It was an old friendship between the two that sparked the idea. “Dr. Fisher had gone on eco-tours of Costa Rica, visiting national parks,” Daugherty explains. “Twenty-eight per cent of territory in Costa Rica is national parks – the highest in the world. At the same time, outside of the parks, the rate of deforestation was one of the highest in Latin America. He saw the juxtaposition of destruction and protection, so he bought the land.” After some legal difficulty with the property, it was Daugherty that advised Fisher to donate Las Nubes to York University in 1998, establishing the Fisher Fund to raise money for research and conservation of the rainforest. By January 1999, after the fund received its first donation, work had already begun in Las Nubes and “steamrolled from there.” “It blossomed into a partnership between the University, the Tropical Science Center in Costa Rica, a local farmers’ cooperative and a corporate partner,” Daugherty said.
Timothy’s World Coffee offers Las Nubes coffee in its shops throughout Canada – a joint effort with the TSC in Costa Rica and local farmers who receive a premium price for their coffee production. It also serves as a research site for Daugherty’s two-week field course. The program typically fills with York’s environmental studies students, but opportunities remain open to students from other programs and even other universities. Senior students have also completed their master’s theses in Las Nubes. But if you’re not a student, it’s not a problem. Volunteers can sign up to work in coffee production, tree nurseries or local schools, with basic accommodations provided by local families. Daugherty says three volunteers visited from Spain last year and stayed for six months. With more applications than spaces for the field course, Daugherty says selection goes beyond a grade average. “We want to hear what the students expect to learn, but more importantly, what they expect to contribute,” he says. “To the research, to the other students, to the locals. Their role is to benefit the community as a whole.” In exchange, Daugherty says students have often received “a life-changing experience.”
- York alumna Rachael McAdams and Philip Silver, dean of York’s Faculty of Fine Arts were featured in a report on the opening of Accolade on Sun TV (CKXT, Toronto) March 21.

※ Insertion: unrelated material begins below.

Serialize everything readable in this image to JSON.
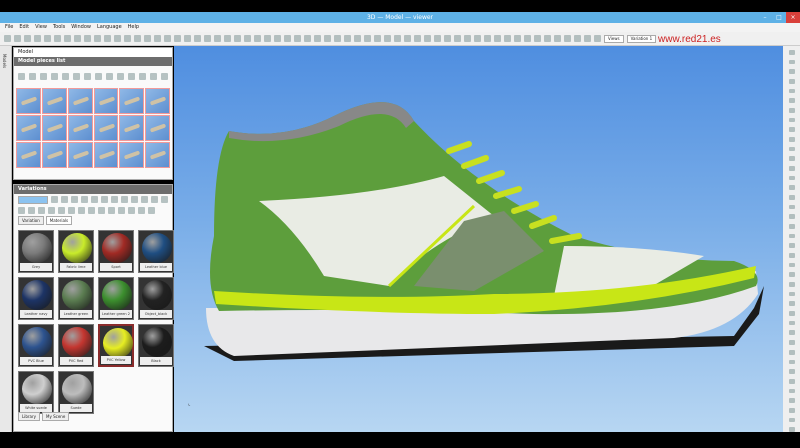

- Dance students Celine Marks, Kim Floyd and Jamesy Patrick of York’s Faculty of Fine Arts, joined FM 89.5 CIUT’s Evi-dance host Ted Fox on March 19 to talk about the York Dance Ensemble and its upcoming performance during the Fine Arts Festival.